Few, if any, salmonids have caused fly anglers greater frustration and despair, and inspired in those same hearts more passionate admiration and love, than steelhead. (The obvious rival would be Atlantic salmon, another great sea-run game fish.) A brief history of my experiences as a fledgling steelhead angler is a minor case in point.
On Christmas day of 1997, just prior to starting my new job as TU's lone California staffer, I received an 8-weight outfit as a present. Two weeks later I woke up at 3 a.m., drove north on Highway 1 to a small Mendocino County stream and, to my great surprise, hooked and quickly lost a steelhead in the second pool that I fished. Two years, and many trips, later, I hooked my second steelhead. This one, a small, spawned-out "downstreamer," I landed. Three years, and many more trips, after that incident, I hooked and landed my third. This was my first "real" steelhead, a bright fish that might well have still been in the ocean a day or two earlier, and sported a fresh seal bite on its flank.

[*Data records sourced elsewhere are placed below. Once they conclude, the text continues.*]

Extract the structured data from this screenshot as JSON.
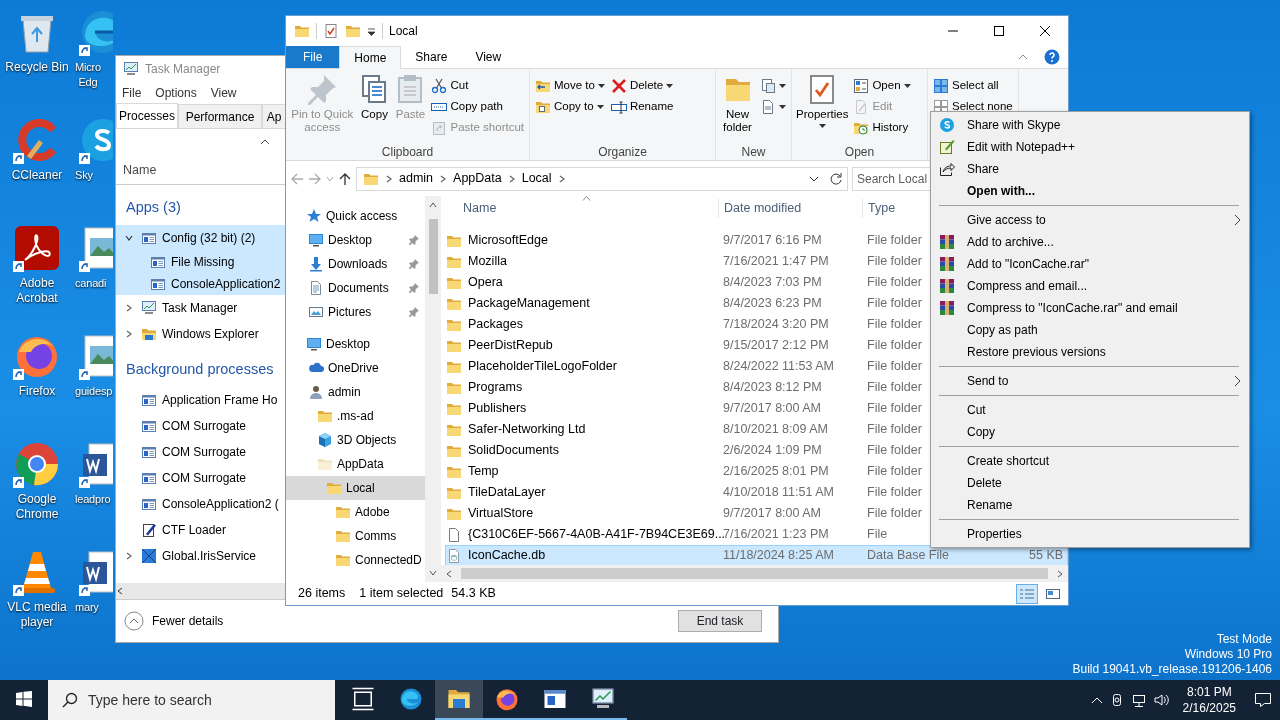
{
  "desktop_icons": [
    {
      "label": [
        "Recycle Bin"
      ],
      "kind": "recycle"
    },
    {
      "label": [
        "CCleaner"
      ],
      "kind": "ccleaner"
    },
    {
      "label": [
        "Adobe",
        "Acrobat"
      ],
      "kind": "acrobat"
    },
    {
      "label": [
        "Firefox"
      ],
      "kind": "firefox"
    },
    {
      "label": [
        "Google",
        "Chrome"
      ],
      "kind": "chrome"
    },
    {
      "label": [
        "VLC media",
        "player"
      ],
      "kind": "vlc"
    }
  ],
  "desktop_icons_partial": [
    {
      "label": [
        "Micro",
        "Edg"
      ],
      "kind": "edge"
    },
    {
      "label": [
        "Sky"
      ],
      "kind": "skype"
    },
    {
      "label": [
        "canadi"
      ],
      "kind": "image"
    },
    {
      "label": [
        "guidesp"
      ],
      "kind": "image"
    },
    {
      "label": [
        "leadpro"
      ],
      "kind": "word"
    },
    {
      "label": [
        "mary"
      ],
      "kind": "word"
    }
  ],
  "system_info": [
    "Test Mode",
    "Windows 10 Pro",
    "Build 19041.vb_release.191206-1406"
  ],
  "task_manager": {
    "title": "Task Manager",
    "menu": [
      "File",
      "Options",
      "View"
    ],
    "tabs": [
      {
        "label": "Processes",
        "selected": true
      },
      {
        "label": "Performance",
        "selected": false
      },
      {
        "label": "Ap",
        "selected": false
      }
    ],
    "column": "Name",
    "groups": [
      {
        "title": "Apps (3)",
        "items": [
          {
            "name": "Config (32 bit) (2)",
            "kind": "app",
            "expanded": true,
            "selected": true,
            "children": [
              {
                "name": "File Missing",
                "kind": "app"
              },
              {
                "name": "ConsoleApplication2",
                "kind": "app"
              }
            ]
          },
          {
            "name": "Task Manager",
            "kind": "taskmgr",
            "expanded": false,
            "selected": false
          },
          {
            "name": "Windows Explorer",
            "kind": "explorer",
            "expanded": false,
            "selected": false
          }
        ]
      },
      {
        "title": "Background processes",
        "items": [
          {
            "name": "Application Frame Ho",
            "kind": "app",
            "selected": false
          },
          {
            "name": "COM Surrogate",
            "kind": "app",
            "selected": false
          },
          {
            "name": "COM Surrogate",
            "kind": "app",
            "selected": false
          },
          {
            "name": "COM Surrogate",
            "kind": "app",
            "selected": false
          },
          {
            "name": "ConsoleApplication2 (",
            "kind": "app",
            "selected": false
          },
          {
            "name": "CTF Loader",
            "kind": "ctf",
            "selected": false
          },
          {
            "name": "Global.IrisService",
            "kind": "iris",
            "expanded": false,
            "selected": false
          }
        ]
      }
    ],
    "fewer_details": "Fewer details",
    "end_task": "End task"
  },
  "explorer": {
    "title": "Local",
    "ribbon_tabs": [
      {
        "label": "File",
        "kind": "file",
        "selected": false
      },
      {
        "label": "Home",
        "kind": "tab",
        "selected": true
      },
      {
        "label": "Share",
        "kind": "tab",
        "selected": false
      },
      {
        "label": "View",
        "kind": "tab",
        "selected": false
      }
    ],
    "ribbon_groups": [
      {
        "label": "Clipboard",
        "columns": [
          [
            {
              "label": "Pin to Quick access",
              "kind": "pin",
              "disabled": true,
              "dropdown": false
            }
          ],
          [
            {
              "label": "Copy",
              "kind": "copy",
              "disabled": false,
              "dropdown": false
            }
          ],
          [
            {
              "label": "Paste",
              "kind": "paste",
              "disabled": true,
              "dropdown": false
            }
          ],
          [
            {
              "label": "Cut",
              "kind": "cut",
              "disabled": false,
              "dropdown": false
            },
            {
              "label": "Copy path",
              "kind": "copypath",
              "disabled": false,
              "dropdown": false
            },
            {
              "label": "Paste shortcut",
              "kind": "pasteshortcut",
              "disabled": true,
              "dropdown": false
            }
          ]
        ]
      },
      {
        "label": "Organize",
        "columns": [
          [
            {
              "label": "Move to",
              "kind": "moveto",
              "disabled": false,
              "dropdown": true
            },
            {
              "label": "Copy to",
              "kind": "copyto",
              "disabled": false,
              "dropdown": true
            }
          ],
          [
            {
              "label": "Delete",
              "kind": "delete",
              "disabled": false,
              "dropdown": true
            },
            {
              "label": "Rename",
              "kind": "rename",
              "disabled": false,
              "dropdown": false
            }
          ]
        ]
      },
      {
        "label": "New",
        "columns": [
          [
            {
              "label": "New folder",
              "kind": "newfolder",
              "disabled": false,
              "dropdown": false
            }
          ],
          [
            {
              "kind": "newitem",
              "disabled": false,
              "dropdown": true
            },
            {
              "kind": "easyaccess",
              "disabled": false,
              "dropdown": true
            }
          ]
        ]
      },
      {
        "label": "Open",
        "columns": [
          [
            {
              "label": "Properties",
              "kind": "properties",
              "disabled": false,
              "dropdown": true
            }
          ],
          [
            {
              "label": "Open",
              "kind": "open",
              "disabled": false,
              "dropdown": true
            },
            {
              "label": "Edit",
              "kind": "edit",
              "disabled": true,
              "dropdown": false
            },
            {
              "label": "History",
              "kind": "history",
              "disabled": false,
              "dropdown": false
            }
          ]
        ]
      },
      {
        "columns": [
          [
            {
              "label": "Select all",
              "kind": "selectall",
              "disabled": false,
              "dropdown": false
            },
            {
              "label": "Select none",
              "kind": "selectnone",
              "disabled": false,
              "dropdown": false
            }
          ]
        ]
      }
    ],
    "path": [
      "admin",
      "AppData",
      "Local"
    ],
    "search": {
      "placeholder": "Search Local"
    },
    "nav": [
      {
        "label": "Quick access",
        "kind": "star",
        "selected": false,
        "children": [
          {
            "label": "Desktop",
            "kind": "desktop",
            "pinned": true,
            "selected": false
          },
          {
            "label": "Downloads",
            "kind": "downloads",
            "pinned": true,
            "selected": false
          },
          {
            "label": "Documents",
            "kind": "documents",
            "pinned": true,
            "selected": false
          },
          {
            "label": "Pictures",
            "kind": "pictures",
            "pinned": true,
            "selected": false
          }
        ]
      },
      {
        "label": "Desktop",
        "kind": "desktop",
        "selected": false,
        "children": [
          {
            "label": "OneDrive",
            "kind": "onedrive",
            "selected": false
          },
          {
            "label": "admin",
            "kind": "user",
            "selected": false,
            "children": [
              {
                "label": ".ms-ad",
                "kind": "folder",
                "selected": false
              },
              {
                "label": "3D Objects",
                "kind": "cube",
                "selected": false
              },
              {
                "label": "AppData",
                "kind": "palefolder",
                "selected": false,
                "children": [
                  {
                    "label": "Local",
                    "kind": "folder",
                    "selected": true,
                    "children": [
                      {
                        "label": "Adobe",
                        "kind": "folder",
                        "selected": false
                      },
                      {
                        "label": "Comms",
                        "kind": "folder",
                        "selected": false
                      },
                      {
                        "label": "ConnectedD",
                        "kind": "folder",
                        "selected": false
                      }
                    ]
                  }
                ]
              }
            ]
          }
        ]
      }
    ],
    "columns": [
      "Name",
      "Date modified",
      "Type"
    ],
    "files": [
      {
        "name": "MicrosoftEdge",
        "date": "9/7/2017 6:16 PM",
        "type": "File folder",
        "kind": "folder",
        "selected": false
      },
      {
        "name": "Mozilla",
        "date": "7/16/2021 1:47 PM",
        "type": "File folder",
        "kind": "folder",
        "selected": false
      },
      {
        "name": "Opera",
        "date": "8/4/2023 7:03 PM",
        "type": "File folder",
        "kind": "folder",
        "selected": false
      },
      {
        "name": "PackageManagement",
        "date": "8/4/2023 6:23 PM",
        "type": "File folder",
        "kind": "folder",
        "selected": false
      },
      {
        "name": "Packages",
        "date": "7/18/2024 3:20 PM",
        "type": "File folder",
        "kind": "folder",
        "selected": false
      },
      {
        "name": "PeerDistRepub",
        "date": "9/15/2017 2:12 PM",
        "type": "File folder",
        "kind": "folder",
        "selected": false
      },
      {
        "name": "PlaceholderTileLogoFolder",
        "date": "8/24/2022 11:53 AM",
        "type": "File folder",
        "kind": "folder",
        "selected": false
      },
      {
        "name": "Programs",
        "date": "8/4/2023 8:12 PM",
        "type": "File folder",
        "kind": "folder",
        "selected": false
      },
      {
        "name": "Publishers",
        "date": "9/7/2017 8:00 AM",
        "type": "File folder",
        "kind": "folder",
        "selected": false
      },
      {
        "name": "Safer-Networking Ltd",
        "date": "8/10/2021 8:09 AM",
        "type": "File folder",
        "kind": "folder",
        "selected": false
      },
      {
        "name": "SolidDocuments",
        "date": "2/6/2024 1:09 PM",
        "type": "File folder",
        "kind": "folder",
        "selected": false
      },
      {
        "name": "Temp",
        "date": "2/16/2025 8:01 PM",
        "type": "File folder",
        "kind": "folder",
        "selected": false
      },
      {
        "name": "TileDataLayer",
        "date": "4/10/2018 11:51 AM",
        "type": "File folder",
        "kind": "folder",
        "selected": false
      },
      {
        "name": "VirtualStore",
        "date": "9/7/2017 8:00 AM",
        "type": "File folder",
        "kind": "folder",
        "selected": false
      },
      {
        "name": "{C310C6EF-5667-4A0B-A41F-7B94CE3E69...",
        "date": "7/16/2021 1:23 PM",
        "type": "File",
        "kind": "file",
        "selected": false
      },
      {
        "name": "IconCache.db",
        "date": "11/18/2024 8:25 AM",
        "type": "Data Base File",
        "size": "55 KB",
        "kind": "db",
        "selected": true
      }
    ],
    "status": {
      "count": "26 items",
      "selection": "1 item selected",
      "size": "54.3 KB"
    },
    "views": [
      {
        "kind": "details",
        "selected": true
      },
      {
        "kind": "largeicons",
        "selected": false
      }
    ]
  },
  "context_menu": [
    {
      "kind": "skype",
      "label": "Share with Skype",
      "default": false,
      "submenu": false
    },
    {
      "kind": "notepad",
      "label": "Edit with Notepad++",
      "default": false,
      "submenu": false
    },
    {
      "kind": "share",
      "label": "Share",
      "default": false,
      "submenu": false
    },
    {
      "kind": "plain",
      "label": "Open with...",
      "default": true,
      "submenu": false
    },
    {
      "kind": "separator"
    },
    {
      "kind": "plain",
      "label": "Give access to",
      "default": false,
      "submenu": true
    },
    {
      "kind": "winrar",
      "label": "Add to archive...",
      "default": false,
      "submenu": false
    },
    {
      "kind": "winrar",
      "label": "Add to \"IconCache.rar\"",
      "default": false,
      "submenu": false
    },
    {
      "kind": "winrar",
      "label": "Compress and email...",
      "default": false,
      "submenu": false
    },
    {
      "kind": "winrar",
      "label": "Compress to \"IconCache.rar\" and email",
      "default": false,
      "submenu": false
    },
    {
      "kind": "plain",
      "label": "Copy as path",
      "default": false,
      "submenu": false
    },
    {
      "kind": "plain",
      "label": "Restore previous versions",
      "default": false,
      "submenu": false
    },
    {
      "kind": "separator"
    },
    {
      "kind": "plain",
      "label": "Send to",
      "default": false,
      "submenu": true
    },
    {
      "kind": "separator"
    },
    {
      "kind": "plain",
      "label": "Cut",
      "default": false,
      "submenu": false
    },
    {
      "kind": "plain",
      "label": "Copy",
      "default": false,
      "submenu": false
    },
    {
      "kind": "separator"
    },
    {
      "kind": "plain",
      "label": "Create shortcut",
      "default": false,
      "submenu": false
    },
    {
      "kind": "plain",
      "label": "Delete",
      "default": false,
      "submenu": false
    },
    {
      "kind": "plain",
      "label": "Rename",
      "default": false,
      "submenu": false
    },
    {
      "kind": "separator"
    },
    {
      "kind": "plain",
      "label": "Properties",
      "default": false,
      "submenu": false
    }
  ],
  "taskbar": {
    "search": {
      "placeholder": "Type here to search"
    },
    "apps": [
      {
        "kind": "taskview",
        "running": false,
        "active": false
      },
      {
        "kind": "edge",
        "running": false,
        "active": false
      },
      {
        "kind": "explorer",
        "running": true,
        "active": true
      },
      {
        "kind": "firefox",
        "running": true,
        "active": false
      },
      {
        "kind": "window",
        "running": true,
        "active": false
      },
      {
        "kind": "taskmgr",
        "running": true,
        "active": false
      }
    ],
    "time": "8:01 PM",
    "date": "2/16/2025"
  }
}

I do not know how many hours I spent thinking and talking about steelhead, driving to and from their homes, and fishing for them, between opening the rod and reel on Christmas day and that January morning on the Gualala River five years later. I can, though, say this: it never occurred to me that all that effort might not be worth it, and I don’t know that I will ever again catch a fish that means so much to me.

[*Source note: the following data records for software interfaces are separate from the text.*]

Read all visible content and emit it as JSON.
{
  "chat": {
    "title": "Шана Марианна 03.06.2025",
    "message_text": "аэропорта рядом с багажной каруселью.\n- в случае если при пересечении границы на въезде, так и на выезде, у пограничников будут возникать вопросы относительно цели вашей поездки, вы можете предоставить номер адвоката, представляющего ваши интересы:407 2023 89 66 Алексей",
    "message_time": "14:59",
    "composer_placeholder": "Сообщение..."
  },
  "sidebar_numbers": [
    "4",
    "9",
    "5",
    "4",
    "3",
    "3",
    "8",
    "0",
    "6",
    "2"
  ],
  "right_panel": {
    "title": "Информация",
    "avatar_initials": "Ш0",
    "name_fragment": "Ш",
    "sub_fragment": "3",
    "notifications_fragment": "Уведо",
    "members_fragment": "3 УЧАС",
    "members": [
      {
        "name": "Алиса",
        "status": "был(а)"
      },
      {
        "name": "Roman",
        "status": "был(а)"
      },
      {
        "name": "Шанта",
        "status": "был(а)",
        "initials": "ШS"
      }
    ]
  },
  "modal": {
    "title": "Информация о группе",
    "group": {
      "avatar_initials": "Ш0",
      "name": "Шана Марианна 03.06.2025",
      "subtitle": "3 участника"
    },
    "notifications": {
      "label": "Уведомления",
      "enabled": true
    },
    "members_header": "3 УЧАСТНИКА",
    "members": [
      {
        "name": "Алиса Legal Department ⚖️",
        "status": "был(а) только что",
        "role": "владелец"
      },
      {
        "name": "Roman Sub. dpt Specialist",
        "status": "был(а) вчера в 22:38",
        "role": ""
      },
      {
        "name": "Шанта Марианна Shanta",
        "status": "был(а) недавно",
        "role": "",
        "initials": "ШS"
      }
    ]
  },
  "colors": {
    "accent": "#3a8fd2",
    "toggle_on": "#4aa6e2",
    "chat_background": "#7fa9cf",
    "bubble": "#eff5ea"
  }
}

Thousands of steelhead anglers have had similar experiences; it is a big part of what makes steelhead fishing what it is. But for the past several decades the business of catching steelhead has become even more difficult, and far more of an act of faith, than it needs to be. Populations of these extraordinary fish, which have a North American native range stretching from Los Angeles to the Aleutians, have shrunk dramatically in the face of a host of problems. Habitat loss and poor fisheries management (especially an emphasis on stocking to support harvest rather than on the preservation of wild fish) are among the chief culprits.
TU has for years been a leader in the fight to protect, conserve, and restore wild steelhead. From instream restoration to water law reform to culvert replacement to hatchery policy reform to dam removal, we have put the same passion into steelhead conservation that we have put into fishing for them. Three terrific recent articles highlight some of this work. In your most recent issue of Trout magazine, Dylan Tomine tells the story of the pivotal role that TU played in bringing down the dams on Washington's Elwha River (pg. 22-29), while Dave Stalling chronicles the fourteen-year history of TU's watershed-scale habitat restoration efforts on California's legendary North Coast (pg. 32-39). Finally, longtime CCF member and famed conservation writer Ted Williams' Fly Rod and Reel piece on Elwha River hatchery policy is a sobering reminder that for all the great work that we have accomplished, much remains to be done.
If you want to catch a steelhead, get in touch with Sarah Davies and join the CCF trip to the incomparable Dean River in British Columbia in July.
Thank you making TU's work for steelhead possible.
Stephen D. Trafton